Paddy Lewis (1928-2011)Paddy was a senior lawman of the Walpiri tribe and custodian of Mina Mina Lakes located more than 400 km north west of Alice Springs and west of Mt Doreen and Yuendumu in the Northern Territory.
Paddy Lewis Japanangka was also the father of highly acclaimed artist Dorothy Napangardi (whose work is represented in the collection of our national gallery).
Like many Indigenous Elders, Paddy was sight restricted for many years. After a successful government sponsored operation, he asked for a “painting stick” and began the most important body of work of his lifetime.
In 2008, Trevor Victor Harvey Gallery in Sydney curated Paddy Lewis Japanangka’s first solo show of important lifetime works. This is significant when considering that an academic paper will be published on this exhibition, with the publication to be headed by highly acclaimed author, Susan McCulloch. Paddy has been included in a number of international shows and in many important private collections. He was a part of the Warlukurlangu project, which resulted in the Yuendumu doors collections that is now an international touring exhibition.
The country associated with this Jukurrpa is Mina Mina, a place far to the west of Yuendumu, which is significant to Napangardi/Napanangka women and Japangardi/Japanangka men. All of them are the custodians of the Jukurrpa that created the area. The Jukurrpa story tells of the journey of a group of women of all ages who travelled to the east gathering food, collecting ‘ngalyipi’ (snake vine [Tinospora smilacina]) and performing ceremonies as they travelled.
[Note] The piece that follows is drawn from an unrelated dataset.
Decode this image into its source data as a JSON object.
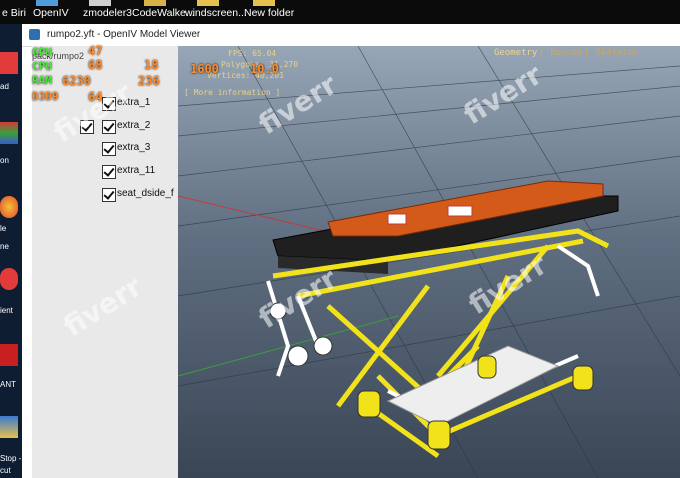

The women began their journey at Mina Mina where ‘karlangu’ (digging sticks) emerged from the ground. Taking these implements the women travelled east creating Janyinki and other sites. Their journey took them far to the east beyond the boundaries of Warlpiri country. The ‘ngalyipi’ vine grows up the trunks and limbs of the ‘kurrkara’ (desert oak [Allocasuarina decaisneana]) trees. ‘Ngalyipi’ is a sacred vine to Napangardi and Napanangka women that has many uses. It can be used as a ceremonial wrap, as a strap to carry ‘parrajas’ (wooden bowls} that are laden with bush tucker and as a tourniquet for headaches.